*** Listed entries Section Begins ***

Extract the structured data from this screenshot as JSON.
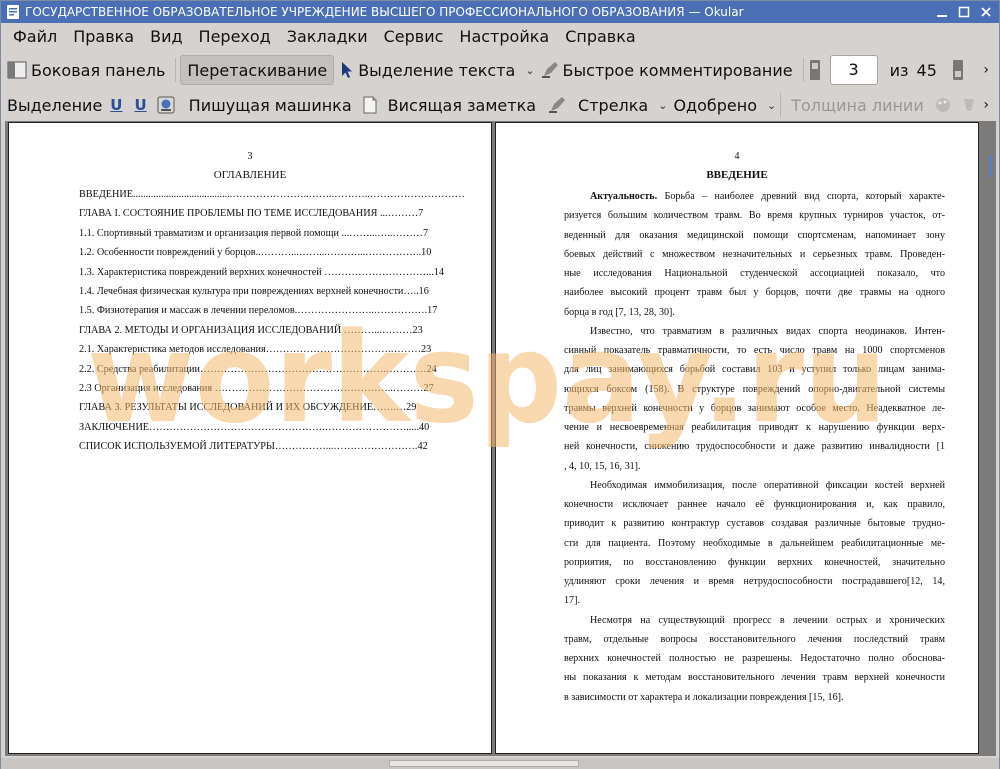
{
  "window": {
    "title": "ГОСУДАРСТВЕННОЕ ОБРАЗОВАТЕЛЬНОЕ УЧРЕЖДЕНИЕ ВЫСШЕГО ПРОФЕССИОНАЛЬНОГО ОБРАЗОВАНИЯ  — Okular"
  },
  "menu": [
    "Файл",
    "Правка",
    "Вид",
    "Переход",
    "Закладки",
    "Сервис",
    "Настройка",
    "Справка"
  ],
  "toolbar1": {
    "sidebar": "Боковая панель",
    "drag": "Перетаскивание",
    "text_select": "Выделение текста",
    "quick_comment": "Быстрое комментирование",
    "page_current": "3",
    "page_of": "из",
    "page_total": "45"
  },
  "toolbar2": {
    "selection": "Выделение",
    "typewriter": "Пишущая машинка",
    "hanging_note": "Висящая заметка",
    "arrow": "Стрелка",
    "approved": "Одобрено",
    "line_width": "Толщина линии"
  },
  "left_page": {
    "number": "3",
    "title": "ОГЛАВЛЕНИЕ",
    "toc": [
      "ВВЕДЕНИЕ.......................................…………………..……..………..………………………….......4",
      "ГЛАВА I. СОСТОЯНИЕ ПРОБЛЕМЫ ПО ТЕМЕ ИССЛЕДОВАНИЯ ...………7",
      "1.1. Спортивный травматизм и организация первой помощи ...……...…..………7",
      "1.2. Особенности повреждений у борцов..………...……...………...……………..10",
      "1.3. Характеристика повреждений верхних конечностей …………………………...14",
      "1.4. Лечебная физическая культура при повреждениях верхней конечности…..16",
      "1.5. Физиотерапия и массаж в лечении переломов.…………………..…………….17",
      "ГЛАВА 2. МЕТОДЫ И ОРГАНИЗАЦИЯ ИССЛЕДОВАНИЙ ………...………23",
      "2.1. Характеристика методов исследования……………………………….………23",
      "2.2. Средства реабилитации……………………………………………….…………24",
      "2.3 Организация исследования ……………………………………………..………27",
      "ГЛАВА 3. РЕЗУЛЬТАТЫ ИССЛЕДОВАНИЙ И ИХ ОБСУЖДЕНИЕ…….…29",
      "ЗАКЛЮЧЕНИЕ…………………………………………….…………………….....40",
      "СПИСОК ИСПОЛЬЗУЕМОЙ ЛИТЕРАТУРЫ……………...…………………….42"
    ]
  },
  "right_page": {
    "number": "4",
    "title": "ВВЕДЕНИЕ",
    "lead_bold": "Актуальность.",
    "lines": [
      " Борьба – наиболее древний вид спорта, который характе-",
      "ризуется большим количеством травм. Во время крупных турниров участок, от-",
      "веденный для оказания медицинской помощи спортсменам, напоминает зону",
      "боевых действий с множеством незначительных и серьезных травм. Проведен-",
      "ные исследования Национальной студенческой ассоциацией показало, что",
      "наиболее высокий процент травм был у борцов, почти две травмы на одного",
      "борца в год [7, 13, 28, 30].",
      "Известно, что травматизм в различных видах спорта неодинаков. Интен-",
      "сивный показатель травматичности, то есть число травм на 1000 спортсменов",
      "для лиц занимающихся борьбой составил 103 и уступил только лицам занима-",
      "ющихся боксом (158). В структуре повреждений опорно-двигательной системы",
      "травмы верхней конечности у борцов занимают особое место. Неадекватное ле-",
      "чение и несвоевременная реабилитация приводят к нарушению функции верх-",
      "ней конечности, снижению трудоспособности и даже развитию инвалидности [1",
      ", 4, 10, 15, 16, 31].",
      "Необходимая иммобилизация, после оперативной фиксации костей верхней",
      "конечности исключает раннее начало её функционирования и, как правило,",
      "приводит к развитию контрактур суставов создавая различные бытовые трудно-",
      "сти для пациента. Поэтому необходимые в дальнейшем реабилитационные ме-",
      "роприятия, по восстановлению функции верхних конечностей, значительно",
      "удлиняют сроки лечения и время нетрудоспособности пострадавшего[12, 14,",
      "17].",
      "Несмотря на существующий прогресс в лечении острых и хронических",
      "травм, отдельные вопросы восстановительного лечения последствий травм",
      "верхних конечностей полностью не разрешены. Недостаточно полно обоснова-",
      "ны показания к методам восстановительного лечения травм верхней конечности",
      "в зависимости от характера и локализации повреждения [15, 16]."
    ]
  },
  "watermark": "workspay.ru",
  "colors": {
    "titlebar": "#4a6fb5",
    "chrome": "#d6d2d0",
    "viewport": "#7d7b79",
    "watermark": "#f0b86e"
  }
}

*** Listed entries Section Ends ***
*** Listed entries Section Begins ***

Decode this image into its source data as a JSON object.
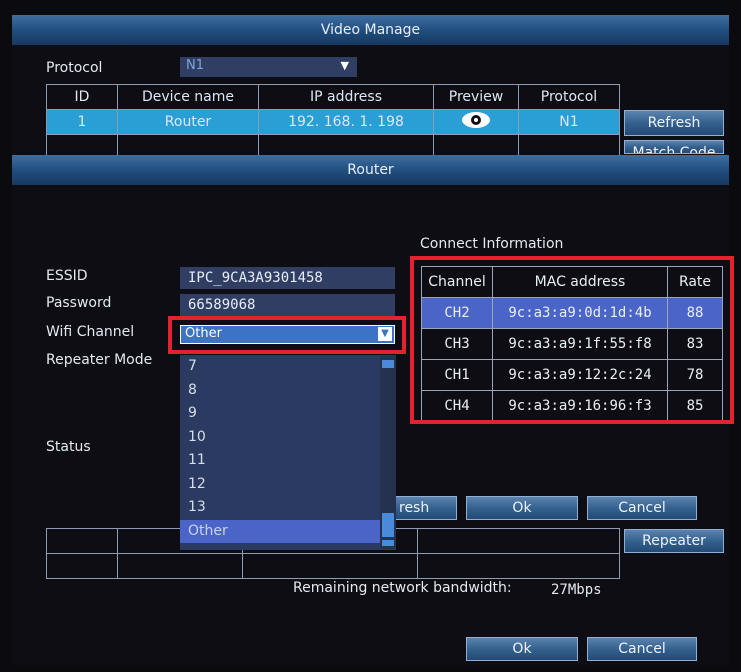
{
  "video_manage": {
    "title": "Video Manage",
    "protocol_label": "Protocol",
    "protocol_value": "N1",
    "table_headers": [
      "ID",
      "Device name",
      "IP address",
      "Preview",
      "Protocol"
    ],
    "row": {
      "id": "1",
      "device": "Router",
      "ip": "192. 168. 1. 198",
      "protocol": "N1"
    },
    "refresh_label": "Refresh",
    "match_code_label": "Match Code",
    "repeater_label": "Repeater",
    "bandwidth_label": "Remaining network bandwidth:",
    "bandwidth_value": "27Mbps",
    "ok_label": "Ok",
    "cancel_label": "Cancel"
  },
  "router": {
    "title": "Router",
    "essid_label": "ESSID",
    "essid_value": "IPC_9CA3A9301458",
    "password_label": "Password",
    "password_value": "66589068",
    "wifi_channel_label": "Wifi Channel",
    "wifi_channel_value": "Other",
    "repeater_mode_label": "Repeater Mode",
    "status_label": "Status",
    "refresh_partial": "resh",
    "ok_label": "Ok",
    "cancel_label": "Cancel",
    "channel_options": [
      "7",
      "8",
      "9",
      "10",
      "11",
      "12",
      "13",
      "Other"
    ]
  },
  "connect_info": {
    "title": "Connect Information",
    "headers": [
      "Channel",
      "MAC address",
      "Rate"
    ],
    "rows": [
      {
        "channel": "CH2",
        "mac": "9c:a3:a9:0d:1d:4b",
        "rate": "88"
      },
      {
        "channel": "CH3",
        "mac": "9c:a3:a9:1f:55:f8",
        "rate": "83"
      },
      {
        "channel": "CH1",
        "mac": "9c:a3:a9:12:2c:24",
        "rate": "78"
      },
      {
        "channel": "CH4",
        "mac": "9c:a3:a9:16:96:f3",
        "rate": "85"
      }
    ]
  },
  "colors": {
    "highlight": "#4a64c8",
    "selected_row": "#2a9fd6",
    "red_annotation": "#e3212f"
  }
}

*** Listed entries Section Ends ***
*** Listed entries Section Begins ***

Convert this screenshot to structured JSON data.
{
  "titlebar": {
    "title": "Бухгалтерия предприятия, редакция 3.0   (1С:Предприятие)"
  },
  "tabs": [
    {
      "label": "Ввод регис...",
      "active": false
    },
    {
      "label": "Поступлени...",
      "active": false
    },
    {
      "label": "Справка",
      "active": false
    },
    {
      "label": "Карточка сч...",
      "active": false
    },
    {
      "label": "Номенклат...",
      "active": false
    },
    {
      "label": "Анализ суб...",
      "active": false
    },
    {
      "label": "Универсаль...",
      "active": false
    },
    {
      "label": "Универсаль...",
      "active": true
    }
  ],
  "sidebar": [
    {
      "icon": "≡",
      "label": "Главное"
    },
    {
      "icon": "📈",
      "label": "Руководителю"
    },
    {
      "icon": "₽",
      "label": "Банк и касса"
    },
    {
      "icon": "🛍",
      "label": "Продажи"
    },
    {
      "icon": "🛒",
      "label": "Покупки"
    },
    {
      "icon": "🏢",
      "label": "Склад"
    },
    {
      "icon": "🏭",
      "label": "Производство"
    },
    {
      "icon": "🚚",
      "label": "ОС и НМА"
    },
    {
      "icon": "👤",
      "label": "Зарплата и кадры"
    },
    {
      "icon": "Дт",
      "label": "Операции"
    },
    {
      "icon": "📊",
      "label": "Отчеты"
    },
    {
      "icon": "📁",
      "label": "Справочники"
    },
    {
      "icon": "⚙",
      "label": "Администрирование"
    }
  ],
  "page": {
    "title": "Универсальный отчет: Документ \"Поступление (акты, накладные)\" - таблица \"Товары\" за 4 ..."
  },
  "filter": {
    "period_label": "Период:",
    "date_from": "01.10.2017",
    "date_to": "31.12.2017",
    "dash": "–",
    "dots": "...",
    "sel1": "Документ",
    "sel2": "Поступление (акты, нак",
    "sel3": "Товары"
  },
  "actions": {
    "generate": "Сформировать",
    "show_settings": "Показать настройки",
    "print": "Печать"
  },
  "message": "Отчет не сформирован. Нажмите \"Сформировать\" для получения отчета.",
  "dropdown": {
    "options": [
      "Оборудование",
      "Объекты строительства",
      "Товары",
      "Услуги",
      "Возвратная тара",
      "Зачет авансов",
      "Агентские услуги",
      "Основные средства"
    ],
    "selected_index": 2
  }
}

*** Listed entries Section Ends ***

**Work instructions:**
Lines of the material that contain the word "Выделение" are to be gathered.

**Written response:**
    "text_select": "Выделение текста",
    "selection": "Выделение",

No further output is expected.